### WORK INSTRUCTION
Copy out every line of the records where the string "icon" occurs.

*** SUPPLIED ENTRIES ***

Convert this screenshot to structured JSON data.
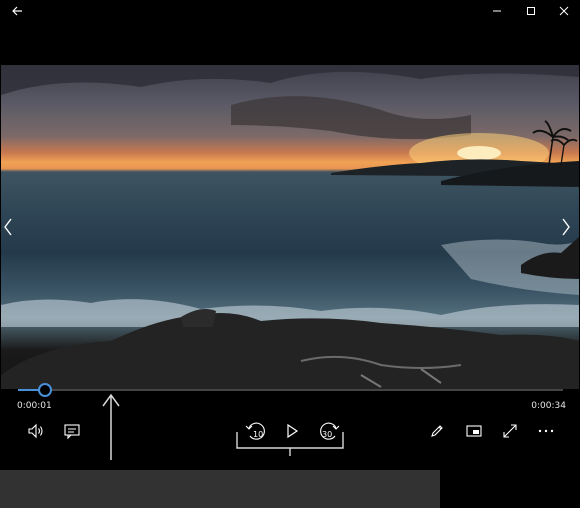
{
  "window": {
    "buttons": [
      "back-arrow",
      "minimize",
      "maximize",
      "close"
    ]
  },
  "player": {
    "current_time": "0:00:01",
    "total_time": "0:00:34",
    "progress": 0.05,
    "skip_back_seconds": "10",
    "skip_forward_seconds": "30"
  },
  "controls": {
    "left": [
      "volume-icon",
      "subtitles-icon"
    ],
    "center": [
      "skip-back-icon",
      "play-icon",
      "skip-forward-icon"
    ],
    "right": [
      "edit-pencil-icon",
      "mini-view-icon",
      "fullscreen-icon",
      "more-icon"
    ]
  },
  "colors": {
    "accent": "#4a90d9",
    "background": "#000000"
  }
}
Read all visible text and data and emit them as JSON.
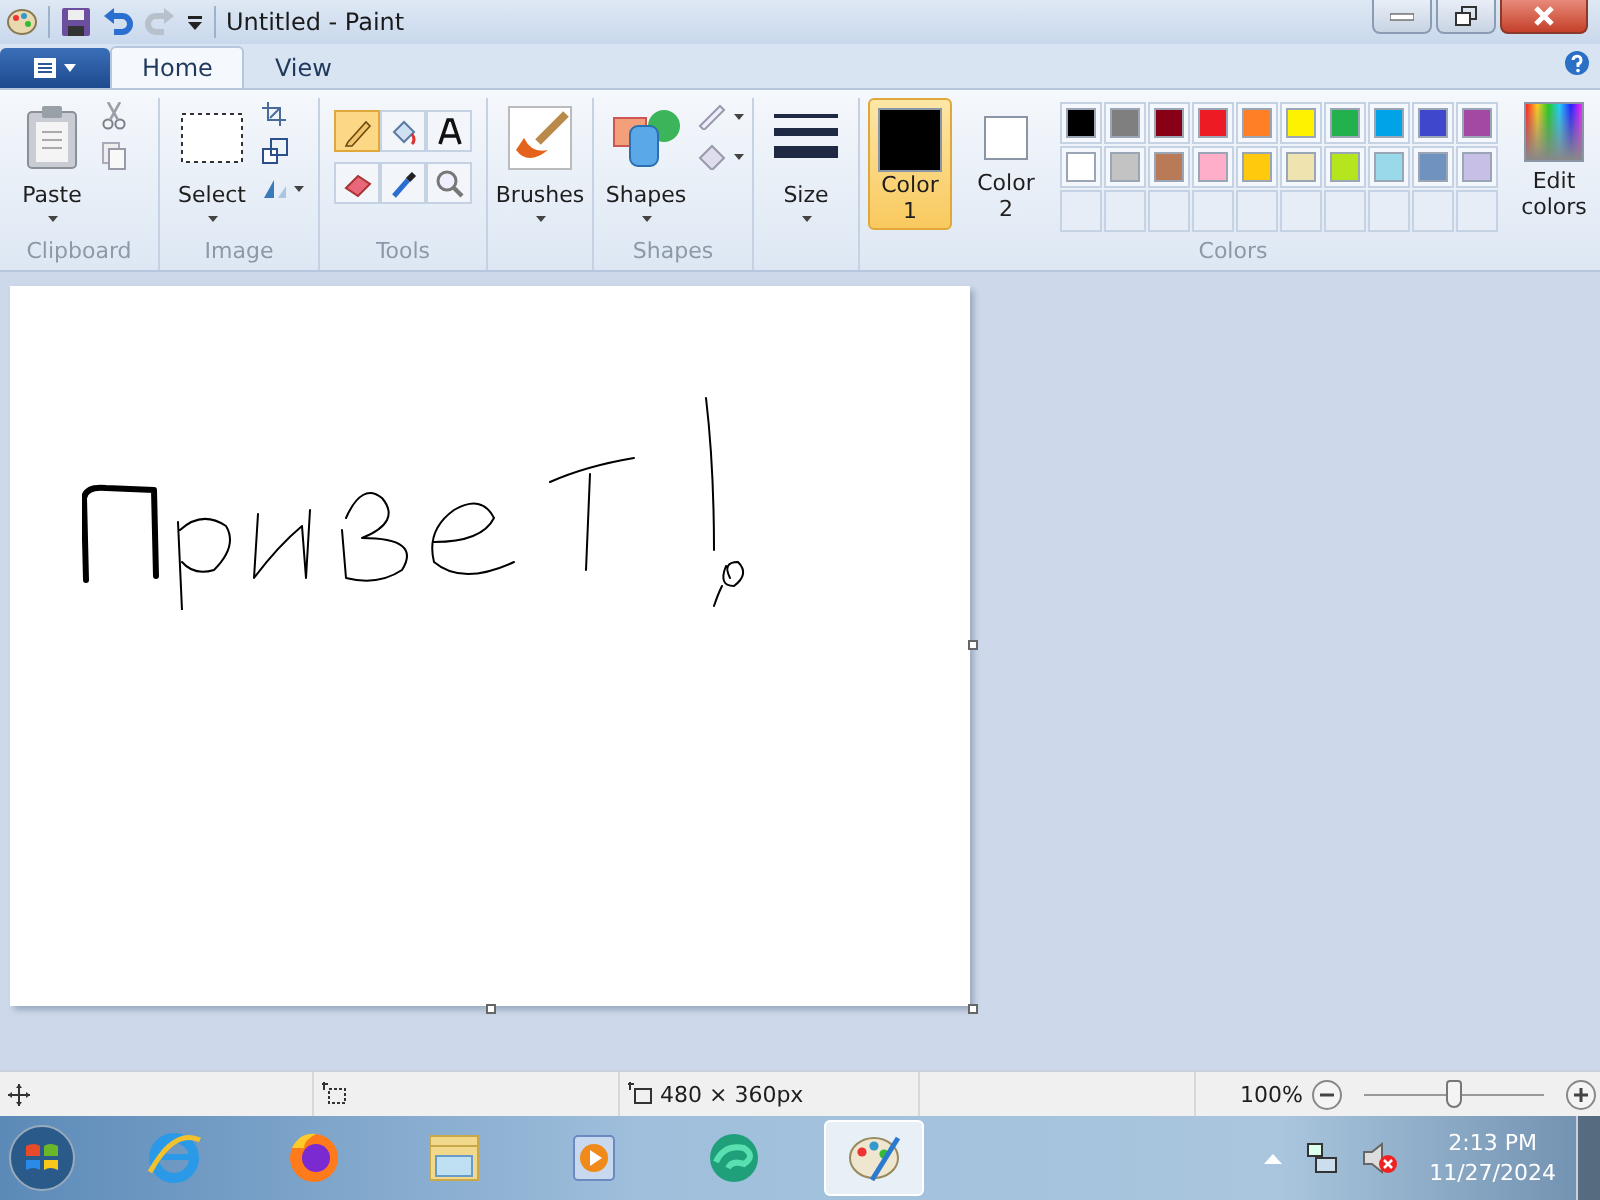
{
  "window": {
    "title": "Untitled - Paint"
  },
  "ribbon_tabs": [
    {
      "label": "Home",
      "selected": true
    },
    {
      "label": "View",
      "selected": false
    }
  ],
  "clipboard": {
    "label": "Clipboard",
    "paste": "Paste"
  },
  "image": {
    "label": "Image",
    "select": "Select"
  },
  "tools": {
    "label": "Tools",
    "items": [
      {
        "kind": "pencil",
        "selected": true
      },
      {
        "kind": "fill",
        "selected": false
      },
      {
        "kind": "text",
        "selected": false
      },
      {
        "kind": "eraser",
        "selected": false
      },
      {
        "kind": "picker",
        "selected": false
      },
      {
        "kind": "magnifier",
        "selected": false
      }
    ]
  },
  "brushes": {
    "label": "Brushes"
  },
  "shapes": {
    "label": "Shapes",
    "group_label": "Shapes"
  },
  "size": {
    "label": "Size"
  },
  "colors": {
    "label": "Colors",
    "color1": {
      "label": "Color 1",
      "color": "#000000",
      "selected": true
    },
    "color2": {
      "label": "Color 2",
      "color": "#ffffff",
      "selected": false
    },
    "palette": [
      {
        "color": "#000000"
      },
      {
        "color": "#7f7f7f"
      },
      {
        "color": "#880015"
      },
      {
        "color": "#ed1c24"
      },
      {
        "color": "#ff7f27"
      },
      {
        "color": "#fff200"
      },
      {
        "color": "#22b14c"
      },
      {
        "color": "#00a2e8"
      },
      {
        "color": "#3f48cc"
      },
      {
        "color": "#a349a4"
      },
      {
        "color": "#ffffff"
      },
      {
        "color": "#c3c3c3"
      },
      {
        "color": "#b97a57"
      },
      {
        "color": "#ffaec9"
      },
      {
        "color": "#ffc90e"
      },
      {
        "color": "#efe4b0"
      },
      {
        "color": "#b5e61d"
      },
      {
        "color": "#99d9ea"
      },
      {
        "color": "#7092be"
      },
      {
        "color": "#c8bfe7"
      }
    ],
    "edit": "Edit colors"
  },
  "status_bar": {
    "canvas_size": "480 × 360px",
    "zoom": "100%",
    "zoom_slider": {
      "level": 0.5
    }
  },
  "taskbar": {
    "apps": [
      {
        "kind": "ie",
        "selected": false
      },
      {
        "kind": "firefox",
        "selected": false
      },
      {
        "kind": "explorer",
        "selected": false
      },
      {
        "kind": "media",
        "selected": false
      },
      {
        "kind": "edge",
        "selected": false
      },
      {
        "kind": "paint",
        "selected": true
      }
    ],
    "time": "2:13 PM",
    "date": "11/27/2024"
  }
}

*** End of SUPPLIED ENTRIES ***

### RESPONSE
      "volume-icon",
      "subtitles-icon"
      "skip-back-icon",
      "play-icon",
      "skip-forward-icon"
      "edit-pencil-icon",
      "mini-view-icon",
      "fullscreen-icon",
      "more-icon"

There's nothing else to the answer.